“In the absence of a recital on the weekend that should have been our daughters’ third and sixth recital, we were feeling awfully sad,” added Megan. “It was obvious that Molly was feeling that sadness, too, maybe more than anyone. When my husband, Paul, suggested a parade for Miss Molly and the dance teachers when the stay-at-home order was first issued, I brushed it off, but this weekend it suddenly felt like something everyone needed. We have a parent Facebook page for the Dance Express parents. I put it out there for thoughts. Before I had time to check back to see if anyone was interested, Katie Courson had it all planned!”
Leave it to Molly, herself, to put together a YouTube video of the “Surprise Car Parade.” It can be viewed at https://youtu.be/k2a2QftWnxA
But that’s not it.
“(Molly) loves to make a video,” Megan said.
Molly had already made one — at https://youtu.be/TTjoHnSE_c0 — “showcasing our 287 dancers, 52 dances, honoring our 10 seniors, 14 ten-year award recipients, two 15-year award recipients, our teachers, choreographers, and staff, countless hours of dancing, friendships, and memories — all in one video to help fill the void of this recital weekend.
“This wasn’t how we expected the year to end, and we still hope we’ll be able to have a virtual in-studio performance by end of June, but until then, let’s enjoy this video memory we will have forever,” said Molly. “Thanks for an amazing year dancers! We miss you and love you all so very much!”
The feeling is obviously mutual.
“Dance means happiness, hard work, and fun,” said 10-year-old Lara Pearson. “Miss Molly knows how to push us to where we need to be in our dances. She is like our second mother. She also teaches us good life lessons. She loves to have fun with us, too, by doing fun sleepovers.”

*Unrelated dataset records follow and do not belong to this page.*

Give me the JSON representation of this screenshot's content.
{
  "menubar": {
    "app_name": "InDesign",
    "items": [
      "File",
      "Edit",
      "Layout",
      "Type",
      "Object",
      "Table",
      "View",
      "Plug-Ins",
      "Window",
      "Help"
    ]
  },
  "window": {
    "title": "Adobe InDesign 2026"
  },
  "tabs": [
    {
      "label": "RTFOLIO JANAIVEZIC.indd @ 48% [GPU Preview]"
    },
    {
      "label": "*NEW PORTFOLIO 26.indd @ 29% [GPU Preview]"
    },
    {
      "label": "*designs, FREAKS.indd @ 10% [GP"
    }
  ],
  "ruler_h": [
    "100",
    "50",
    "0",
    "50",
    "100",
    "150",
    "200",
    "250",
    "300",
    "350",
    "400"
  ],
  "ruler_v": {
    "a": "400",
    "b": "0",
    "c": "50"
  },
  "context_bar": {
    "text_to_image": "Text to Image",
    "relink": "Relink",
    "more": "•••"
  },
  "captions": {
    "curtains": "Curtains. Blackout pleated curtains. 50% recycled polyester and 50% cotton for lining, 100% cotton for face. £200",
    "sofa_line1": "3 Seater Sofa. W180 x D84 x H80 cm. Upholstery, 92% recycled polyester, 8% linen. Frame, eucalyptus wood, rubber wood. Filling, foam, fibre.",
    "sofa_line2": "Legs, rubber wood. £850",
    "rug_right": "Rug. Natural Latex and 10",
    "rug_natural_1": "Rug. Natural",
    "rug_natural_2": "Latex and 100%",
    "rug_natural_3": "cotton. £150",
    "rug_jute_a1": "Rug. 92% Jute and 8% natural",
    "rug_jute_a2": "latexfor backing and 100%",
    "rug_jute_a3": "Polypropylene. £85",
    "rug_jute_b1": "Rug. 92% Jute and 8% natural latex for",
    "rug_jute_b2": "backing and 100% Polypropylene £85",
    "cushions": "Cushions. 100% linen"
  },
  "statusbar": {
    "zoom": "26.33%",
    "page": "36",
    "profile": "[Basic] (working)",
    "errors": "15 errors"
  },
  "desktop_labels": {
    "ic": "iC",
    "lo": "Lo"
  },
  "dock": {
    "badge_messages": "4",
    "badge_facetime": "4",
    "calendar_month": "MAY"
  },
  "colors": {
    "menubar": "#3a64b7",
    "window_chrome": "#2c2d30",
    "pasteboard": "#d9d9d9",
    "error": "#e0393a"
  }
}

“When Lara found out about the surprise parade, she said, ‘we need to go big,'” said Lara’s mom, Dena. “She made signs and decorated the car. I think we knew this was really a tough day for Miss Molly. Everything we worked so hard for was canceled. We wanted her to realize we are her team and we will always be with her when things are good and bad. Just like she is for us.”